The 1920 election was the first in which women could cast a vote, so the losing Democratic candidate James M. Cox had the dubious distinction of being the first presidential loser to be rejected by female voters as well. His running mate was a young climber named Franklin D. Roosevelt, just 38 years old. Interestingly, winning candidate Warren Harding's running mate Calvin Coolidge would also become president, meaning that Cox was the only one of the four men running not to reach the Oval Office.
The election also featured a candidate running from prison - Eugene V. Debs had been jailed for his opposition to World War I and gained more than a million votes. Interesting sideshows apart, the result was never really in doubt - Harding strode to a commanding victory by more than 7 million votes, a particularly large gap given the US population was about 100 million at the time.
Cox stepped away from political life after seeing out his term as governor of Ohio in 1921. He founded a media empire that today stands as a multi-billion dollar conglomerate: Cox Enterprises, Inc. He would later campaign for his old running mate in 1932 and help the Democrats regain control of the White House.
- Age: Dec. at 87 (1870-1957)
- Birthplace: Jacksonburg, Ohio, USA
- Photo: Unknown / Wikimedia Commons / Public domain
Aside from the uncontested elections of George Washington and James Monroe, the single most lopsided presidential election was Franklin D. Roosevelt's first reelection campaign in 1936. Alfred "Alf" Landon landed only eight electoral votes, the lowest-ever tally for contested election. With FDR riding high on the wave of the New Deal, Landon was the Republican lamb offered for the slaughter. He struggled to find a consistent message against the popular policies of FDR and made few public appearances. FDR narrowly missed out on a clean sweep of the states, with only Maine and Vermont's electoral votes going to Landon.
After such a crushing loss, Landon saw out his term as governor of Kansas and walked away from politics for good. He lent his name to a series of lectures hosted by Kansas State University, the Landon Lecture Series, which began with his 1966 lecture and continues to the present day. He lived to see his 100th birthday in 1987.
- Age: Dec. at 100 (1887-1987)

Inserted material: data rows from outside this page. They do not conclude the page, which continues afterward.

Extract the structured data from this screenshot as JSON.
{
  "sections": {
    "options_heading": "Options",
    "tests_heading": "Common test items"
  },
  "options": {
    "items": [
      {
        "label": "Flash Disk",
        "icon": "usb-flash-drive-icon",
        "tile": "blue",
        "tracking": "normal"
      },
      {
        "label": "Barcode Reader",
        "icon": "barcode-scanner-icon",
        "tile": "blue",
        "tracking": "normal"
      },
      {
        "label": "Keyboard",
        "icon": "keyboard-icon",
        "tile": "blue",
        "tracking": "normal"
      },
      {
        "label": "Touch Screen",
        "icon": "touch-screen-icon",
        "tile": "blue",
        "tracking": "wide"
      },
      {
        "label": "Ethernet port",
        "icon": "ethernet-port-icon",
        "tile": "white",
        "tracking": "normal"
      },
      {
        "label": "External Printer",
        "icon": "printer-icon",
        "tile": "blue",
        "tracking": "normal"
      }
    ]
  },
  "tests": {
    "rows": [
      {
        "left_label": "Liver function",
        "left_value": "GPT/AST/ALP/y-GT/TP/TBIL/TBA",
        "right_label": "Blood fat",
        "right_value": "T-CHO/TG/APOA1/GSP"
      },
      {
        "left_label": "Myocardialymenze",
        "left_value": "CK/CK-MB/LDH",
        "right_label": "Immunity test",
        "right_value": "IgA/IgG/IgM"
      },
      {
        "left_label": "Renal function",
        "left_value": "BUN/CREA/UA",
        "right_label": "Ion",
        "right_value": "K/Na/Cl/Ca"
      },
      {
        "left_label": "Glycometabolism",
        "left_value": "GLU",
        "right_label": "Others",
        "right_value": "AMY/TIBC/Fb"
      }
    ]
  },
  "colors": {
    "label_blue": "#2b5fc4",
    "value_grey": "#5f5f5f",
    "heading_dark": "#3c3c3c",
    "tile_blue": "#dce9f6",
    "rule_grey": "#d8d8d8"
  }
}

- Birthplace: West Middlesex, Pennsylvania, United States of America
- Photo: Charles D. Fredricks & Company / Wikimedia Commons / Public domain676 VOTES
Winfield Scott Became The First Lieutenant General Since George Washington
"Old Fuss and Feathers" was one of the US's most decorated and accomplished military leaders. With a career stretching back to the War of 1812, Winfield Scott also played a key role in the Mexican-American War. His transition to politics was less successful; Scott unsuccessfully sought the presidential nomination of the Whig party three times before finally securing it in 1852 on his fourth attempt. He was decisively beaten by Franklin Pierce, a former subordinate of Scott's in the army, winning just four states.
Scott was the commanding general of the US Army for 20 years and received a brevet promotion to lieutenant general in 1855, the first officer to hold the rank since George Washington. As the prospect of a civil war loomed, Scott drew up a strategy to strangle the Confederacy's economy and avoid overt bloodshed.
The Anaconda Plan became an important cornerstone of Union strategy during the Civil War. Acutely aware he was not fit for field command, Scott wrote of the need for a young general to oversee the war effort. After his retirement in November 1861, his advice was still sought out by politicians and generals alike.